LTAD - a critique
Demands of the game
Profile of players
Functional screening
Resistance training
Speed and agility training
Integrated game conditioning
Periodisation
Content
Questions

Screening the lunge pattern

Common controversies

The guideline for proper forward lunge execution includes a downward movement during the lunge (Kritz et al 2009). If the player does not improve through verbal cueing, then there is likely to be a mobility or a stability issue that limits the player from completing the movement pattern properly.

It is common to see a player complete the forward lunge with a forward movement of the body. In this circumstance there is likely to be less emphasis on hip mobility but a greater emphasis on the knee moving in a forward direction possibly beyond the toes. This forward movement of the knee has been shown to increase knee shear force (Alkjaer et al 2002). Kritz et al (2009) report that athletes with such a lunge pattern may report knee pain. But many other factors are also associated with this inability to maintain proper alignment without a forward knee movement and they include weak gluteal muscles, tight or underactive quadriceps and limited hip and ankle mobility (Alkjaer et al 2002, Crill et al 2004, Thijs et al 2007). Our recommendation is to observe the player as he or she lunges and to note whether he or she displays a forward motion with the knee moving beyond the toes.

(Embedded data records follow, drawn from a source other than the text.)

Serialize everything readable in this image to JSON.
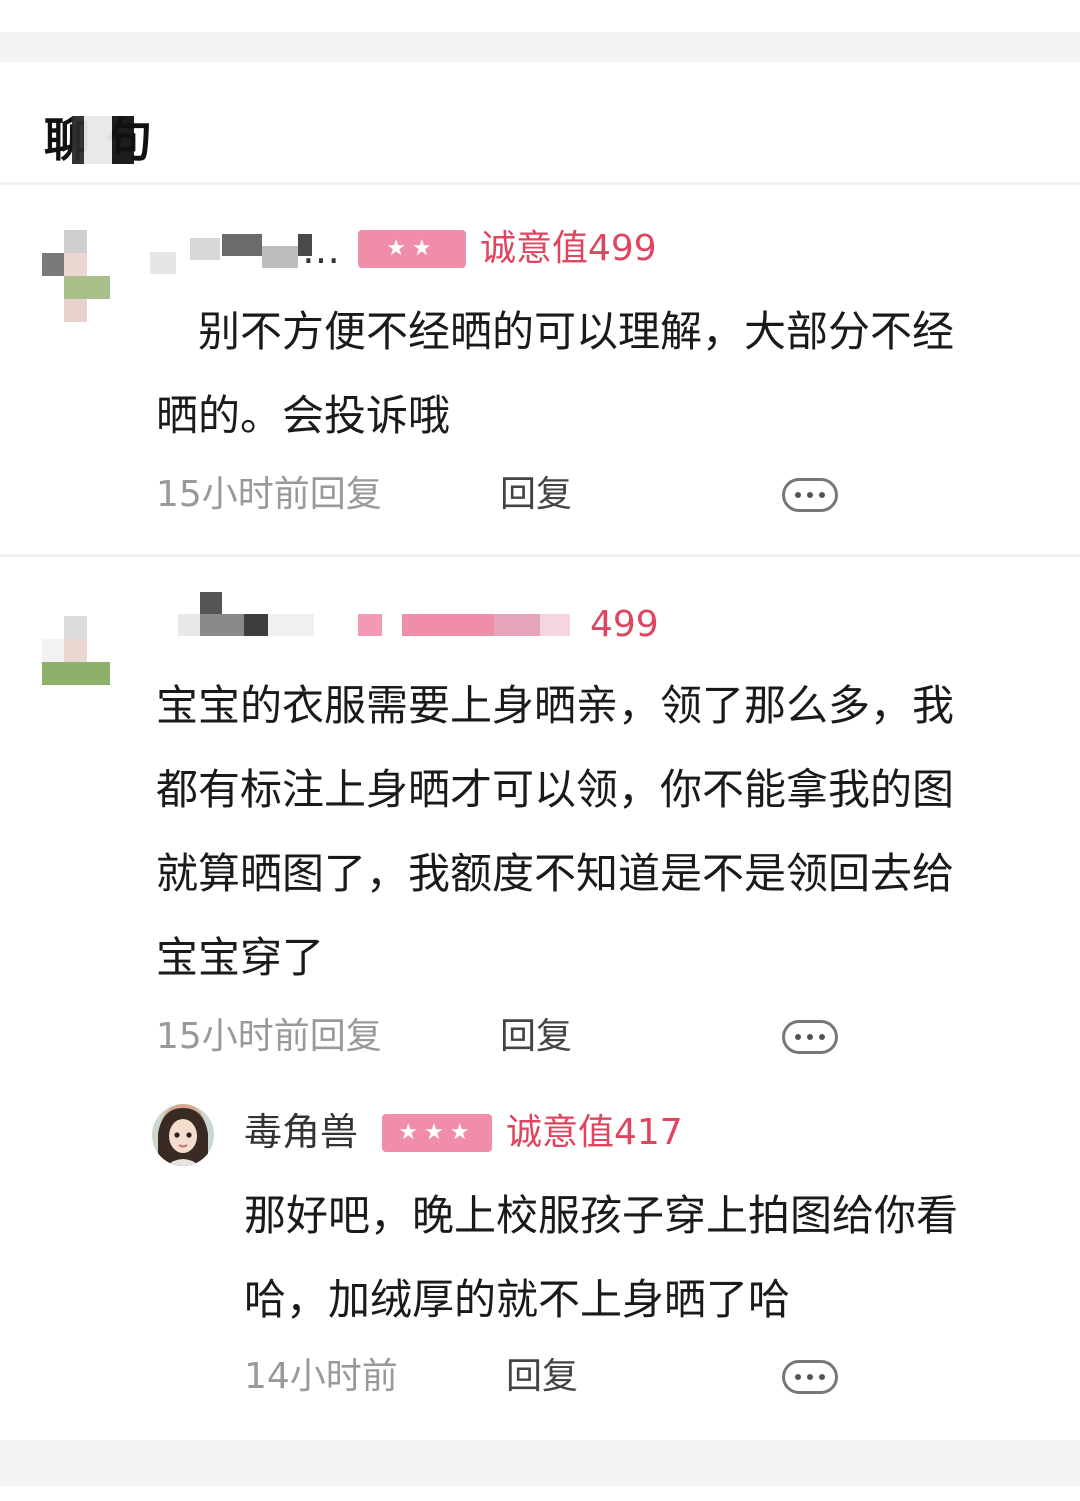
{
  "section": {
    "title": "聊 句"
  },
  "comments": [
    {
      "username": "…",
      "level_badge": "★★",
      "sincerity": "诚意值499",
      "text_line1": "别不方便不经晒的可以理解，大部分不经",
      "text_line2": "晒的。会投诉哦",
      "time": "15小时前回复",
      "reply": "回复"
    },
    {
      "sincerity": "499",
      "text_line1": "宝宝的衣服需要上身晒亲，领了那么多，我",
      "text_line2": "都有标注上身晒才可以领，你不能拿我的图",
      "text_line3": "就算晒图了，我额度不知道是不是领回去给",
      "text_line4": "宝宝穿了",
      "time": "15小时前回复",
      "reply": "回复"
    },
    {
      "username": "毒角兽",
      "level_badge": "★★★",
      "sincerity": "诚意值417",
      "text_line1": "那好吧，晚上校服孩子穿上拍图给你看",
      "text_line2": "哈，加绒厚的就不上身晒了哈",
      "time": "14小时前",
      "reply": "回复"
    }
  ],
  "icons": {
    "more": "more-options-icon"
  },
  "colors": {
    "accent_pink": "#f08eaa",
    "sincerity_red": "#e0455f",
    "muted_text": "#999999"
  }
}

In addition, we have noted that the gaze of the player should be forward throughout the lunge pattern. A downward gaze has been shown to increase trunk flexion, potentially placing excessive torque on the vertebral column (Schoenfeld, 2010).